-- DATASET EXCERPTS follows --
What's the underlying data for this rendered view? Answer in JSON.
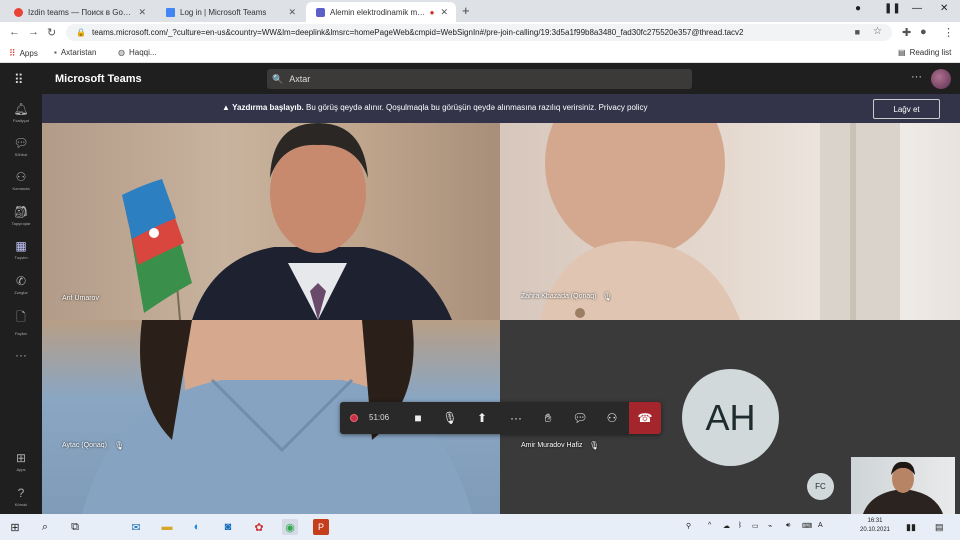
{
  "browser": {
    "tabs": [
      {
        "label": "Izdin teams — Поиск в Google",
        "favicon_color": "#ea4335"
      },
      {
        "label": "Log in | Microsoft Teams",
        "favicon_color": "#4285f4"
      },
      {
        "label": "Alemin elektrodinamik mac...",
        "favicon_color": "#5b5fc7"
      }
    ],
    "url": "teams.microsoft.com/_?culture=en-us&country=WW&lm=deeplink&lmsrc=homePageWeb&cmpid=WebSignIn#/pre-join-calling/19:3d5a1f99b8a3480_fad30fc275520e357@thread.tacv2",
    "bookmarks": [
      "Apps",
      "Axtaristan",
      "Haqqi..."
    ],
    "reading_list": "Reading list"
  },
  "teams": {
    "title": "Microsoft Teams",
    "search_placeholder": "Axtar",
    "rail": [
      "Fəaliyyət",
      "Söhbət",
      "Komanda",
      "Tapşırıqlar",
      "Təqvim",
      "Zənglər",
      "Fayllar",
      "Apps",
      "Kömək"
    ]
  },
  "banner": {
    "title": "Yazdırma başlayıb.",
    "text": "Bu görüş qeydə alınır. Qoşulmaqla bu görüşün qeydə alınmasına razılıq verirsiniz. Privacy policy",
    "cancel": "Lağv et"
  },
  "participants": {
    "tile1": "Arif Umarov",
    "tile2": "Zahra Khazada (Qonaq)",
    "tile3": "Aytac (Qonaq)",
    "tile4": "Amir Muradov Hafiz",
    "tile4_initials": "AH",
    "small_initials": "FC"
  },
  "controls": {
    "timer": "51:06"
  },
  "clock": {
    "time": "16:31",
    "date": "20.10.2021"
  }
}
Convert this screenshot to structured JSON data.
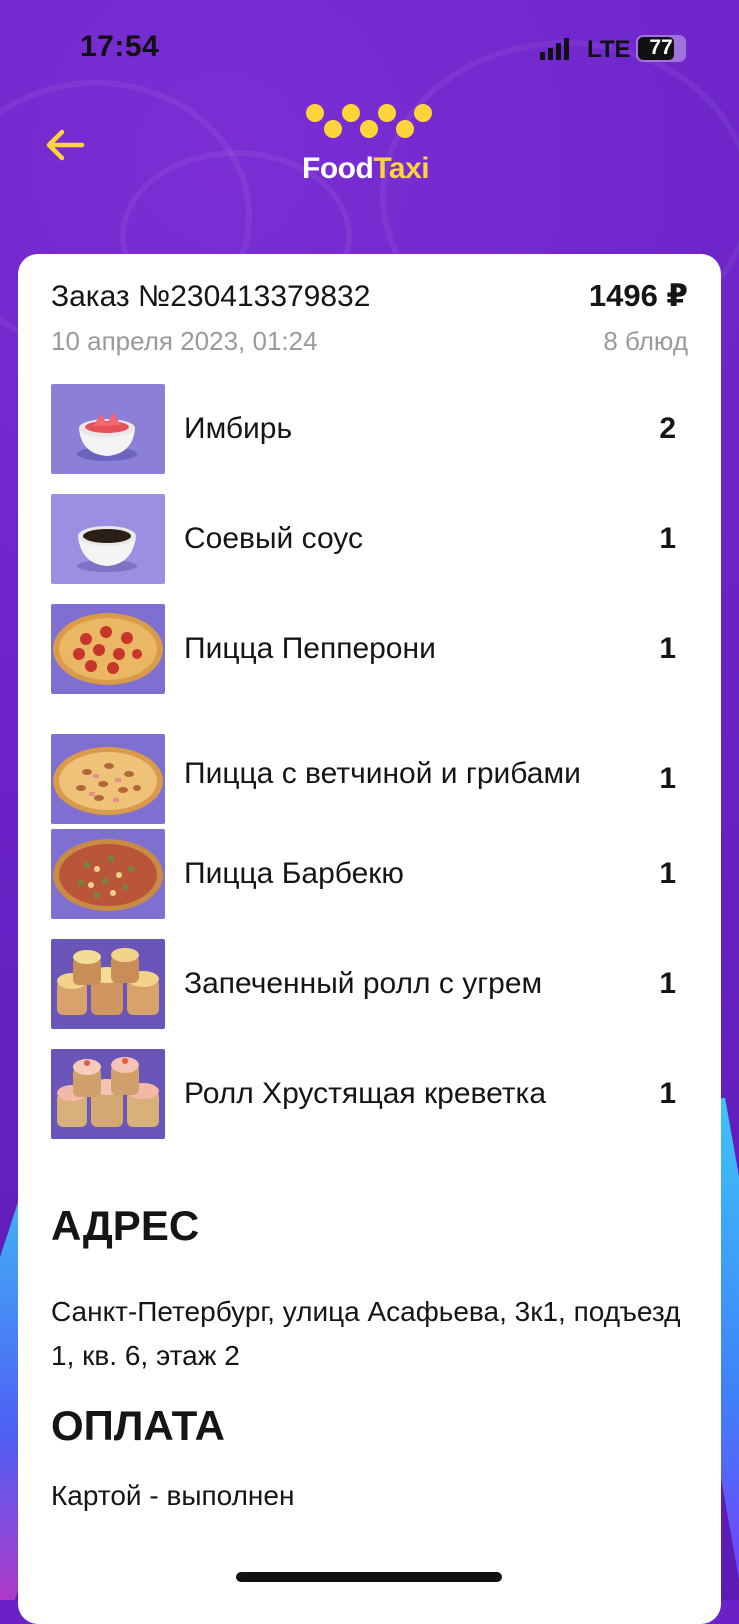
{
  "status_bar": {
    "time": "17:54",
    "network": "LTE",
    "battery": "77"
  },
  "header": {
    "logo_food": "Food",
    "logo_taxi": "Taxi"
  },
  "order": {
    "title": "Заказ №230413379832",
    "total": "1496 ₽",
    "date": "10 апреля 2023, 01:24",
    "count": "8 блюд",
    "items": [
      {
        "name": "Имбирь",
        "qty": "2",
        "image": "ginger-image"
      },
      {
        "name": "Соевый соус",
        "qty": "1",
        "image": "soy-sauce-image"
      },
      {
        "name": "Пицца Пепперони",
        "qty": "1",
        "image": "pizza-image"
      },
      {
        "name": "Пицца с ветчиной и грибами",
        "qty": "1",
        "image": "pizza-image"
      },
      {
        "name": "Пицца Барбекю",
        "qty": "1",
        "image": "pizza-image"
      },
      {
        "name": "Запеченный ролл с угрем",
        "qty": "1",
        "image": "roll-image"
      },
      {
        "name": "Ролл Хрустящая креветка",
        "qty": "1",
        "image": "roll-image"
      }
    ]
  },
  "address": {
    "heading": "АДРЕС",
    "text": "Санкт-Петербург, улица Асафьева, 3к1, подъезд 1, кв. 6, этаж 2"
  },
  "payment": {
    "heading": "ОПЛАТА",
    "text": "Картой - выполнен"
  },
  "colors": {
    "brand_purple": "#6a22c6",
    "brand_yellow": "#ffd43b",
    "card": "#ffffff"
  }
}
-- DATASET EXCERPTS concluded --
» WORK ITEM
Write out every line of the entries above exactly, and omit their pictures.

» SOLUTION TO THIS PROBLEM
What's the underlying data for this rendered view? Answer in JSON.
{
  "browser": {
    "tabs": [
      {
        "label": "Izdin teams — Поиск в Google",
        "favicon_color": "#ea4335"
      },
      {
        "label": "Log in | Microsoft Teams",
        "favicon_color": "#4285f4"
      },
      {
        "label": "Alemin elektrodinamik mac...",
        "favicon_color": "#5b5fc7"
      }
    ],
    "url": "teams.microsoft.com/_?culture=en-us&country=WW&lm=deeplink&lmsrc=homePageWeb&cmpid=WebSignIn#/pre-join-calling/19:3d5a1f99b8a3480_fad30fc275520e357@thread.tacv2",
    "bookmarks": [
      "Apps",
      "Axtaristan",
      "Haqqi..."
    ],
    "reading_list": "Reading list"
  },
  "teams": {
    "title": "Microsoft Teams",
    "search_placeholder": "Axtar",
    "rail": [
      "Fəaliyyət",
      "Söhbət",
      "Komanda",
      "Tapşırıqlar",
      "Təqvim",
      "Zənglər",
      "Fayllar",
      "Apps",
      "Kömək"
    ]
  },
  "banner": {
    "title": "Yazdırma başlayıb.",
    "text": "Bu görüş qeydə alınır. Qoşulmaqla bu görüşün qeydə alınmasına razılıq verirsiniz. Privacy policy",
    "cancel": "Lağv et"
  },
  "participants": {
    "tile1": "Arif Umarov",
    "tile2": "Zahra Khazada (Qonaq)",
    "tile3": "Aytac (Qonaq)",
    "tile4": "Amir Muradov Hafiz",
    "tile4_initials": "AH",
    "small_initials": "FC"
  },
  "controls": {
    "timer": "51:06"
  },
  "clock": {
    "time": "16:31",
    "date": "20.10.2021"
  }
}
Convert this screenshot to structured JSON data.
{
  "status_bar": {
    "time": "17:54",
    "network": "LTE",
    "battery": "77"
  },
  "header": {
    "logo_food": "Food",
    "logo_taxi": "Taxi"
  },
  "order": {
    "title": "Заказ №230413379832",
    "total": "1496 ₽",
    "date": "10 апреля 2023, 01:24",
    "count": "8 блюд",
    "items": [
      {
        "name": "Имбирь",
        "qty": "2",
        "image": "ginger-image"
      },
      {
        "name": "Соевый соус",
        "qty": "1",
        "image": "soy-sauce-image"
      },
      {
        "name": "Пицца Пепперони",
        "qty": "1",
        "image": "pizza-image"
      },
      {
        "name": "Пицца с ветчиной и грибами",
        "qty": "1",
        "image": "pizza-image"
      },
      {
        "name": "Пицца Барбекю",
        "qty": "1",
        "image": "pizza-image"
      },
      {
        "name": "Запеченный ролл с угрем",
        "qty": "1",
        "image": "roll-image"
      },
      {
        "name": "Ролл Хрустящая креветка",
        "qty": "1",
        "image": "roll-image"
      }
    ]
  },
  "address": {
    "heading": "АДРЕС",
    "text": "Санкт-Петербург, улица Асафьева, 3к1, подъезд 1, кв. 6, этаж 2"
  },
  "payment": {
    "heading": "ОПЛАТА",
    "text": "Картой - выполнен"
  },
  "colors": {
    "brand_purple": "#6a22c6",
    "brand_yellow": "#ffd43b",
    "card": "#ffffff"
  }
}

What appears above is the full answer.